From the data below, copy exactly the lines that lie between the one holding "What's the underlying" and the one holding "Give me the", including both, and nothing more.

[Start of section]

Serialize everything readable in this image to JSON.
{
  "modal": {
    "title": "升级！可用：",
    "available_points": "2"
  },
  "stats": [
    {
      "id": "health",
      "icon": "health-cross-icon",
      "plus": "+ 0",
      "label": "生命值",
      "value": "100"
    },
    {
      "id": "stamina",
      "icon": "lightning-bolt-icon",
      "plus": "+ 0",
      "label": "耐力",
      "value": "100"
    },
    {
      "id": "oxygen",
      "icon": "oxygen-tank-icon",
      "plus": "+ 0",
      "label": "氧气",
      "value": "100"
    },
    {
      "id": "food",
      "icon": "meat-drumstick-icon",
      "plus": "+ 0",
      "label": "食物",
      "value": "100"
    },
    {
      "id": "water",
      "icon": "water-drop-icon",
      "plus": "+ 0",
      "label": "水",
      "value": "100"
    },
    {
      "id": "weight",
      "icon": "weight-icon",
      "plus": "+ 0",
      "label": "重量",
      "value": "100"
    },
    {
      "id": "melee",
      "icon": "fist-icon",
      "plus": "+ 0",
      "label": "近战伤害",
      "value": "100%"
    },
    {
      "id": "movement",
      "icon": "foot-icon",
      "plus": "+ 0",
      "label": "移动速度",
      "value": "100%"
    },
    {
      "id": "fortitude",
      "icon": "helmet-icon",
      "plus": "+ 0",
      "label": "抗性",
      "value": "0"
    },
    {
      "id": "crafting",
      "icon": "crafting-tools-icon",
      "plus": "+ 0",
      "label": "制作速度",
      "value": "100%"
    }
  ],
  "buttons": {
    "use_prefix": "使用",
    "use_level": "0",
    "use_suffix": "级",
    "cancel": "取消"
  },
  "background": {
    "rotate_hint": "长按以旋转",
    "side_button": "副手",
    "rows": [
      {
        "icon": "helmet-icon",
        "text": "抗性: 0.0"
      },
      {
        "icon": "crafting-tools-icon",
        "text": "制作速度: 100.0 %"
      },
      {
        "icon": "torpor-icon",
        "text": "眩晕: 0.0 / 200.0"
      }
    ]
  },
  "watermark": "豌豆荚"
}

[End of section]
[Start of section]

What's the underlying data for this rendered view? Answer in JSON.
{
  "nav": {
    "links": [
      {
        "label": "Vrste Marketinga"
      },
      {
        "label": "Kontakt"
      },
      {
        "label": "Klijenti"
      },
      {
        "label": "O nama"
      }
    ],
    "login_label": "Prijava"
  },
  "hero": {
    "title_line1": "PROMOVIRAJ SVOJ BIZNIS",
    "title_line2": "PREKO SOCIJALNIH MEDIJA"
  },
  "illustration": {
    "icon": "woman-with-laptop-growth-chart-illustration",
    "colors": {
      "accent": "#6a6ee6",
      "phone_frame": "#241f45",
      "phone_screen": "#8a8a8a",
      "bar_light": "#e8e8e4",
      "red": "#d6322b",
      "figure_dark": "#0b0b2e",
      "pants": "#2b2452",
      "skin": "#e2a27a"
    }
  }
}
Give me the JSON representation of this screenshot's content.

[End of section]

◆ ANSWER
What's the underlying data for this rendered view? Answer in JSON.
{
  "nav": {
    "links": [
      {
        "label": "Vrste Marketinga"
      },
      {
        "label": "Kontakt"
      },
      {
        "label": "Klijenti"
      },
      {
        "label": "O nama"
      }
    ],
    "login_label": "Prijava"
  },
  "hero": {
    "title_line1": "PROMOVIRAJ SVOJ BIZNIS",
    "title_line2": "PREKO SOCIJALNIH MEDIJA"
  },
  "illustration": {
    "icon": "woman-with-laptop-growth-chart-illustration",
    "colors": {
      "accent": "#6a6ee6",
      "phone_frame": "#241f45",
      "phone_screen": "#8a8a8a",
      "bar_light": "#e8e8e4",
      "red": "#d6322b",
      "figure_dark": "#0b0b2e",
      "pants": "#2b2452",
      "skin": "#e2a27a"
    }
  }
}
Give me the JSON representation of this screenshot's content.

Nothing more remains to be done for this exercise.